In another teacher assessment item, commissioners approved several recommended actions related to educator candidates obtaining multiple credentials. The Commission directed staff to disseminate regulations that require educators to pass only a single TPA and amended prior action specifying which TPA should be taken by candidates seeking multiple credentials. The new requirement in its place is that a candidate consult with their program to determine which is the most appropriate TPA.
Commissioners were provided with information on the different types of credentials individuals might hold and instances in which, based on these credential types, a TPA might be required for teachers who hold a valid credential and want to be granted another credential. The guiding principle is that teachers who have cleared their credentials or who hold a Life credential have already demonstrated their proficiency through their experience in the classroom and thus should not be required to complete an another TPA.
Senate Bill 488 dictates that, beginning July 1, 2025, the current version of the Reading Instruction Competence Assessment (RICA) will no longer be required, instead requiring that the CTC develop and implement a literacy instruction performance assessment that assesses Multiple Subject and Education Specialist credential candidates for competence in instruction in literacy.
|Contract Year||Overview of Scope of Work|
|Year One – 2022–23||Begin development of literacy instruction performance assessment (secure contract, appoint design team)|
|Year Two – 2023-2024||Continued development of literacy instruction performance assessment – Pilot Test|
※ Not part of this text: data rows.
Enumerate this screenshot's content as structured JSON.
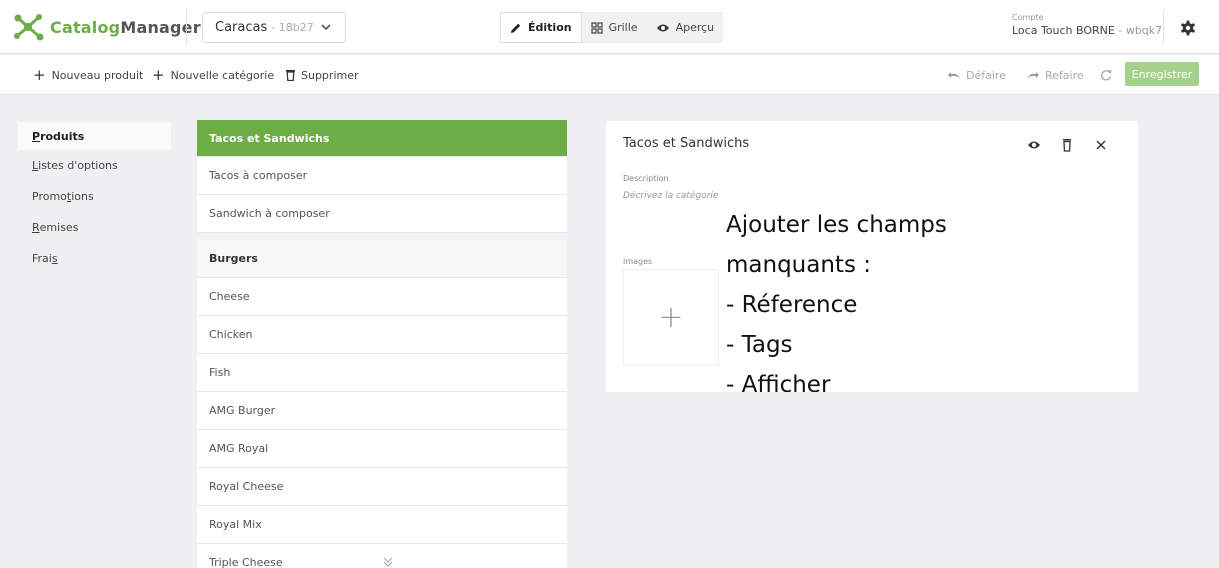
{
  "app": {
    "name_part1": "Catalog",
    "name_part2": "Manager",
    "brand_color": "#6cae45"
  },
  "site": {
    "name": "Caracas",
    "code": "- 18b27"
  },
  "modes": [
    {
      "label": "Édition",
      "icon": "pencil-icon",
      "active": true
    },
    {
      "label": "Grille",
      "icon": "grid-icon",
      "active": false
    },
    {
      "label": "Aperçu",
      "icon": "eye-icon",
      "active": false
    }
  ],
  "account": {
    "label": "Compte",
    "name": "Loca Touch BORNE",
    "code": "- wbqk7"
  },
  "toolbar": {
    "new_product": "Nouveau produit",
    "new_category": "Nouvelle catégorie",
    "delete": "Supprimer",
    "undo": "Défaire",
    "redo": "Refaire",
    "save": "Enregistrer"
  },
  "nav": {
    "items": [
      {
        "pre": "",
        "ul": "P",
        "post": "roduits"
      },
      {
        "pre": "",
        "ul": "L",
        "post": "istes d'options"
      },
      {
        "pre": "Promo",
        "ul": "t",
        "post": "ions"
      },
      {
        "pre": "",
        "ul": "R",
        "post": "emises"
      },
      {
        "pre": "Frai",
        "ul": "s",
        "post": ""
      }
    ]
  },
  "list": {
    "group1": [
      "Tacos et Sandwichs",
      "Tacos à composer",
      "Sandwich à composer"
    ],
    "group2": [
      "Burgers",
      "Cheese",
      "Chicken",
      "Fish",
      "AMG Burger",
      "AMG Royal",
      "Royal Cheese",
      "Royal Mix",
      "Triple Cheese"
    ]
  },
  "panel": {
    "title": "Tacos et Sandwichs",
    "description_label": "Description",
    "description_placeholder": "Décrivez la catégorie",
    "images_label": "Images",
    "add_image": "+",
    "note": "Ajouter les champs\nmanquants :\n- Réference\n- Tags\n- Afficher"
  }
}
|Year Three – 2024-2025||Continued Development of literacy instruction performance assessment – Field Test and Standard Setting Study
Administration, scoring, reporting, and maintenance of the literacy instruction performance assessment
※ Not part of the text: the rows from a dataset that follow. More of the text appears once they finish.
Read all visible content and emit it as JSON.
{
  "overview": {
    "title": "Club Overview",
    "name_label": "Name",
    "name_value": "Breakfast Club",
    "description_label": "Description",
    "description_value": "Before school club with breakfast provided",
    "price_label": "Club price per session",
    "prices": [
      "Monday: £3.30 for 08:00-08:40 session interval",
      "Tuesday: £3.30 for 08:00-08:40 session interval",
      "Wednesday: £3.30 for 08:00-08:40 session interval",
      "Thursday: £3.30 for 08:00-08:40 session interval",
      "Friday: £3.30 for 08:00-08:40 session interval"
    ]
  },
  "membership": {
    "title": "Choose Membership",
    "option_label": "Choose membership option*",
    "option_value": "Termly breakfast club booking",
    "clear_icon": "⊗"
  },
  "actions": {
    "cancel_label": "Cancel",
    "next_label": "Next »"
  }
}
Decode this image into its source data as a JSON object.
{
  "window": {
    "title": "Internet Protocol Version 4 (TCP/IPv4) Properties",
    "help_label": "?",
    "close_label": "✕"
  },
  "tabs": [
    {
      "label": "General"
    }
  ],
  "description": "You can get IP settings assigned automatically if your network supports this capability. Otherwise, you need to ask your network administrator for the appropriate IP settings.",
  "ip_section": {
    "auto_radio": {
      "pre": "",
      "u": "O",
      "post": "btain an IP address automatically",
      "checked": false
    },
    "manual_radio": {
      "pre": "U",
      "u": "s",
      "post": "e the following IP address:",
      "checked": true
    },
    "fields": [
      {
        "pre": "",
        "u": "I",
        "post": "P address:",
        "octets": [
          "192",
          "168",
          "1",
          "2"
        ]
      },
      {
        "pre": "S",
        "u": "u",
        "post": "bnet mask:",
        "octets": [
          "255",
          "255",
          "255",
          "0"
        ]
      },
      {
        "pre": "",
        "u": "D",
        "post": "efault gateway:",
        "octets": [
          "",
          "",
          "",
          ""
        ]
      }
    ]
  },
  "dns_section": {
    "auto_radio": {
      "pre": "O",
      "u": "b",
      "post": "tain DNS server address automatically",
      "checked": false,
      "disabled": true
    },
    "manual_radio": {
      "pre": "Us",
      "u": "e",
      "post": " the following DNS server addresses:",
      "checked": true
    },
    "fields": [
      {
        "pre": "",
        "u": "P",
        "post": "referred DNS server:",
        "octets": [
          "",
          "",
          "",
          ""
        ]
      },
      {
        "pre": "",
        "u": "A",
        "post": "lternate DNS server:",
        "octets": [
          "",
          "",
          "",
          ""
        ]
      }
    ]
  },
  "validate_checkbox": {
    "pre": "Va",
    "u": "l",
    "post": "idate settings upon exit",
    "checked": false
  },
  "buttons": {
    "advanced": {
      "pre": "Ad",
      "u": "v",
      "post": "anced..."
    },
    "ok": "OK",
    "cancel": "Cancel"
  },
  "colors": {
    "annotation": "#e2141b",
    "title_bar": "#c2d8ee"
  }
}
|Year Four – 2025-2026||Administration, scoring, reporting, and maintenance of the literacy instruction performance assessment|
CTC staff presented the first draft of the program resource guide, which compiles and synthesizes content and pedagogical expectations from multiple state documents including the English Language Arts/English Language Development Framework, the Common Core standards for ELA/Literacy, the California State Literacy Plan and California Dyslexia Guidelines. Staff noted that they are working on incorporating the English Learner Roadmap and other EL resources into the document.
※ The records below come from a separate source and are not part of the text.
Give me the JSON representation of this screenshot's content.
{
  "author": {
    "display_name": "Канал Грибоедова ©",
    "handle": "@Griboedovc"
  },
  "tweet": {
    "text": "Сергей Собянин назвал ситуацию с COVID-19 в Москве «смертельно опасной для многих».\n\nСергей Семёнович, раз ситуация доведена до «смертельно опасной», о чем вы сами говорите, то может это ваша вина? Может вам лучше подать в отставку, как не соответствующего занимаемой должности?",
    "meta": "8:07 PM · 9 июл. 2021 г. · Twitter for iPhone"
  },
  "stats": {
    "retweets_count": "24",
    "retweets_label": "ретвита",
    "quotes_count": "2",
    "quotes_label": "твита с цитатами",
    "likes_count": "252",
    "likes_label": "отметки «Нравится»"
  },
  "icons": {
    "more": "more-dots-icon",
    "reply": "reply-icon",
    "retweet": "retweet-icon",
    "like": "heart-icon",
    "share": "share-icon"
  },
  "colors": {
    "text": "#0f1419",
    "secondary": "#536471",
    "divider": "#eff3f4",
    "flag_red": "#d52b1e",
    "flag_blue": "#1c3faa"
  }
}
The guide identifies the teaching knowledge, skills and abilities needed to provide literacy instruction and is intended to inform the development of the literacy performance assessment and Commission-approved teacher preparation programs.
“The success of this performance assessment is not just about creating a robust way for candidates to demonstrate their ability to conduct literacy instruction,” said Chair Tine Sloan. “It’s an opportunity for programs to use something concrete to design their preparation around and to have the data and evidence of the way their candidates are engaging in literacy instruction that they really didn’t get to see with the RICA.”
The guide will be further refined with current feedback and then will be released for a field review.
In other CTC news:
- Commissioners considered the need for a credential pathway for school-based occupational and physical therapists. Support from field practitioners is high and centered on the professional inequities and lack of pathways to leadership positions currently available to OTs and PTs. CTC staff will explore different pathways to make a credential available to these professions.
- An update on the results of the first cohort of Teacher Residency Program candidates was provided and will be covered in a future CSBA blog
- The CTC adopted the passing score standard for the new California Subject Examinations for Teachers in Dance and Theatre, with a plan to revisit once additional data becomes available, since the sample size was impacted by low test participation.